South Africa Development Fund, Boston, MA
Student Global AIDS Campaign, Cambridge, MA
Survive AIDS, San Francisco, CA
Sydafrika Kontakt, Denmark
 TransAfrica Forum, Washington, D.C.

Test Positive Aware Network, Chicago, IL
Universities for Access to Essential Medicine, University of Minnesota
Washington State Africa Network, Seattle, WA
Yale AIDS Network, New Haven, CT

14 February 2003



Dear President Bush and Members of Congress




The HIV/AIDS epidemic throughout our world claims thousands of deaths daily. These deaths are premature, predictable, avoidable and the result of the HIV virus. We are marching today because the opening of South Africa's Parliament in 2003 should be an important day to signal to the nation and the world the increased determination to prevent and treat HIV infection. Our march is made by people representing millions of South Africans: We are people with HIV from all over South Africa, members of all the trade unions of our country, women’s organisations, NGOs, medical organisations, representatives of all faiths, academics, students, the lesbian and gay community and many more.  We urge our government to sign a national HIV prevention and treatment plan. We are also delivering this memorandum to your government for two reasons:

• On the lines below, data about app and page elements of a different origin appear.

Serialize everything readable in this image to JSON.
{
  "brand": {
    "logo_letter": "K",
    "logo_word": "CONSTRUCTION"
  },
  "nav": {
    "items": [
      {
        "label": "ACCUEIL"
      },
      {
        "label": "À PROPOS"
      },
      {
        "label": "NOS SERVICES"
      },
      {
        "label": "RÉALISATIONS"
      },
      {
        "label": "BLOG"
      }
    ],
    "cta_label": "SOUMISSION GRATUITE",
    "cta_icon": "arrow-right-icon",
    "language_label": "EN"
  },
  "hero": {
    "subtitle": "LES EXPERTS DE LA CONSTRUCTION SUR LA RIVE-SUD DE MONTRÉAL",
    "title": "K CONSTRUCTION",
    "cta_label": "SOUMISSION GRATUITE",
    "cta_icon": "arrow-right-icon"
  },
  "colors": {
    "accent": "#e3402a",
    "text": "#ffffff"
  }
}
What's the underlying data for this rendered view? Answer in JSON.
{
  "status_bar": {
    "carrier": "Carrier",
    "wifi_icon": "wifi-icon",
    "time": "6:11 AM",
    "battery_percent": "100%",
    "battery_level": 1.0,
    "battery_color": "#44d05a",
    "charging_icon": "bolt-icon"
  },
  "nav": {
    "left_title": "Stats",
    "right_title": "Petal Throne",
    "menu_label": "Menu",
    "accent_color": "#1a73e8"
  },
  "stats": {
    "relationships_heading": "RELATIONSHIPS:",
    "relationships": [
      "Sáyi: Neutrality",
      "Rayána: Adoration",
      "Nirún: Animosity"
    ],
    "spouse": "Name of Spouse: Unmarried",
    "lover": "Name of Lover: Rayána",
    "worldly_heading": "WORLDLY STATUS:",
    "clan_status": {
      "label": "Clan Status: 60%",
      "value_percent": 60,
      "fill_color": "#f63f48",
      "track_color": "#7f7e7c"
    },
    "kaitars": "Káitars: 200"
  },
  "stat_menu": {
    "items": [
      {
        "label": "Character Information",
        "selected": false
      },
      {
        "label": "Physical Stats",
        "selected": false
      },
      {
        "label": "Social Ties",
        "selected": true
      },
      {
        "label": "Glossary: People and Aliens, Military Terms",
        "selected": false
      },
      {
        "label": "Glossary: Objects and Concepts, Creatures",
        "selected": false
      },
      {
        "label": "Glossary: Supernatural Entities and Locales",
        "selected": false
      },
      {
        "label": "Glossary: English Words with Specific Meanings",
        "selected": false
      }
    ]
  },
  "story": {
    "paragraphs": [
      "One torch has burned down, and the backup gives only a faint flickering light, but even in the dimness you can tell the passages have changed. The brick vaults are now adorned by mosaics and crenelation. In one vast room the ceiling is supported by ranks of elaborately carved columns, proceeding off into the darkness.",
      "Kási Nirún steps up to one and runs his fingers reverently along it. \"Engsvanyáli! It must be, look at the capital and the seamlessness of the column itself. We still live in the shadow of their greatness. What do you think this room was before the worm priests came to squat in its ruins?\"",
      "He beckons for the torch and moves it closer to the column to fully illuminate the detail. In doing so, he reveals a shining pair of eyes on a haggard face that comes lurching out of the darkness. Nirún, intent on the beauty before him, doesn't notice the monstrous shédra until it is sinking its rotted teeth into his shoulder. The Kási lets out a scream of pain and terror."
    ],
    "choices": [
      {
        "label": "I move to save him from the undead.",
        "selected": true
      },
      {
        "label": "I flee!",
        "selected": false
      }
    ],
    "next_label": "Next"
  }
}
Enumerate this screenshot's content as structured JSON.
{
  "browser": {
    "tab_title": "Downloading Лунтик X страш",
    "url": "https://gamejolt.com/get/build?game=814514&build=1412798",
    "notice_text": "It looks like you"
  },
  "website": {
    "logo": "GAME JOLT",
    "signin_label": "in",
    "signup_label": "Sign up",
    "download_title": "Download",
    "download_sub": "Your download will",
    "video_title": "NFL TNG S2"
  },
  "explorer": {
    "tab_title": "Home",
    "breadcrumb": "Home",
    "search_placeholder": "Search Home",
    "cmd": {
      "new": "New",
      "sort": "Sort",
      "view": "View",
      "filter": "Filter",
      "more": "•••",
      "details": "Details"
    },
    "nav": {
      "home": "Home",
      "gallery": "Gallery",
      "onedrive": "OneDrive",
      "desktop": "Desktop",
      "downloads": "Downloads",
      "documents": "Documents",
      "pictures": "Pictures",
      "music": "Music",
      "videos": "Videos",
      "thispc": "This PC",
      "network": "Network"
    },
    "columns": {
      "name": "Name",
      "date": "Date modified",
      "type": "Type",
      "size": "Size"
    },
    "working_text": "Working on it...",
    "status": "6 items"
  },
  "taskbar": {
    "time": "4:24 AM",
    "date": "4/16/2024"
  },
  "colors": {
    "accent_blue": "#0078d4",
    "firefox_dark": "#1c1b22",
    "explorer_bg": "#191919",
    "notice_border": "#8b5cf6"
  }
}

  1. We note your increased financial commitment to HIV prevention and treatment.  This will be a critical adjunct to worldwide effort if the money really becomes available for this purpose. We note with concern, regret and anger that your government has failed in its commitments to the Global Fund Against HIV/AIDS, Tuberculosis and Malaria.  This fund is the only hope that people globally have that no ideologically or economically motivated restrictions will be placed on HIV prevention and treatment programmes. Further, we urge your government in the strongest terms to reconsider its global priorities to invest in peace and development, as well as to strengthen multilateral institutions.  Specifically, we demand that you contribute $2.5billion dollars to the Global Fund this year.


  1. The United States government remains as the only government world-wide that undermines any meaningful agreement on access to essential medicines for all public health issues and all countries at the World Trade Organisation.  Your intransigence will destroy faith in multilateral trade negotiations as people in poor countries will only see unnecessary deaths as a consequence of negotiations that protect the profiteering of pharmaceutical companies. We urge you to allow all poor countries to import generic medicines for all illnesses including HIV/AIDS, TB, Malaria, cancer, diabetes and asthma.


The Treatment Action Campaign and all our allies globally and locally insist that we will get a formal response from your government.



Yours faithfully





Zackie Achmat               Sipho Mthathi                Mark Heywood

On behalf of the Treatment Action Campaign